Back home in Lacey, Washington, Gabriel Smith, 22, sits in his homemade office where he does his school and regular work. Behind him is his colorful gaming PC, which he built himself, and his dual screen monitors where Adobe Premiere Pro occupies one screen, while work emails and school work occupy the other.
As a student and an employee at the University of Washington Tacoma, Smith has felt the effects of COVID-19 on both positions. Smith is a senior at UWT and works in the admissions office as a Campus Ambassador. Before the school made the call to go online, Smith was clocking in about 15 hours a week giving tours to incoming freshmen and taking calls in the admissions office. Now, Smith says he is only working a minimum of one hour.
“It’s been tough financially because my hours are all over the place,” Smith said. “Last week, I only worked one hour, but the week before that I worked five. So it just all depends on what is needed.”
Smith has been working with UWT to give virtual tours of the campus as well as editing videos for events that had to be canceled due to the pandemic. For Smith, the work he now does online is something that may benefit him in the future.
As an adolescent growing up, Smith found a passion for shooting videos and editing them.

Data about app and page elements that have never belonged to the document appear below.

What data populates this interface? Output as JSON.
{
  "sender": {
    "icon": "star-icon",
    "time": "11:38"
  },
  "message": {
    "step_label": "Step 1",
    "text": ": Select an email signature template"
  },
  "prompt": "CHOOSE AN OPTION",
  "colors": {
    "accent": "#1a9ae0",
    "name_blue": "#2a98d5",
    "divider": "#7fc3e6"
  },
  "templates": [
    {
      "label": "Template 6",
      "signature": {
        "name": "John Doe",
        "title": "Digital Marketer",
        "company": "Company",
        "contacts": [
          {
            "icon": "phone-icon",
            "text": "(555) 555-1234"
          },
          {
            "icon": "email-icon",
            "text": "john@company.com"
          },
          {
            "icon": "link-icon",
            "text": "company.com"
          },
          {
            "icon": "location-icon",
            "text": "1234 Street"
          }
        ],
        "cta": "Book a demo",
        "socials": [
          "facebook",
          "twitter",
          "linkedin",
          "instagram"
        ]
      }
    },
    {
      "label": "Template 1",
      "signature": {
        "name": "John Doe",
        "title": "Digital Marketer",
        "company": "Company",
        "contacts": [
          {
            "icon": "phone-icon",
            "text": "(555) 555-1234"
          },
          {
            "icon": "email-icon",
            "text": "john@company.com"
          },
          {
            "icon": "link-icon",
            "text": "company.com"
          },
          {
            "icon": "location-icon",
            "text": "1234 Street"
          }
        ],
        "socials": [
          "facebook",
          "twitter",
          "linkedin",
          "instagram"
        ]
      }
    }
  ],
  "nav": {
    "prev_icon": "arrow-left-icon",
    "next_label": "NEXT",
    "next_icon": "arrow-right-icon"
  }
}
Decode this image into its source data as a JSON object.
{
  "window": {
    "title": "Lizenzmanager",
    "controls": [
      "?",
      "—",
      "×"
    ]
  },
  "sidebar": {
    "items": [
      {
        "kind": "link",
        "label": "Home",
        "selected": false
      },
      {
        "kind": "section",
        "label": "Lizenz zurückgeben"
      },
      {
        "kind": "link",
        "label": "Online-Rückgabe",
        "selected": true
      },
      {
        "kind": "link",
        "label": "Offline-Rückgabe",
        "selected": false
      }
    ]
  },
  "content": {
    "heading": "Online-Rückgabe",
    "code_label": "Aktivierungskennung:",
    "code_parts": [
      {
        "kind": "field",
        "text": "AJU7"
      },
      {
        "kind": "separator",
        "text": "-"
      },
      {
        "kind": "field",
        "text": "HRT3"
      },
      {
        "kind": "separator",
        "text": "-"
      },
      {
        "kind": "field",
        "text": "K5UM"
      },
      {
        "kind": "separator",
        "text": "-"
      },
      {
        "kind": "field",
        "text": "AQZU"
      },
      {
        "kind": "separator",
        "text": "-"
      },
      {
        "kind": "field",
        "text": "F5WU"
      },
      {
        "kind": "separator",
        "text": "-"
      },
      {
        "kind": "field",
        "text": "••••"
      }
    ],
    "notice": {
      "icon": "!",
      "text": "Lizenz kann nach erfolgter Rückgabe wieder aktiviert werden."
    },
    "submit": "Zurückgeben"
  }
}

Throughout high school Smith was involved in video production classes where he first learned how to use a DSLR camera and Adobe Premiere Pro. So, when UWT asked him to be a part of the video editing process for the canceled school events, Smith was all in.
“Even though I am not getting as many hours as I used to, at least I still get to do something that I enjoy,” he said. “Video editing is something I always have fun with so I am glad that the school asked me if I wanted to help out with it.”
As a senior getting ready to graduate this Spring, Smith hopes that his experience working in the admissions office, as well as experience editing videos for the school, will help him find a job post-graduation. But for now, Smith is self-isolating and working from home just like the majority of people.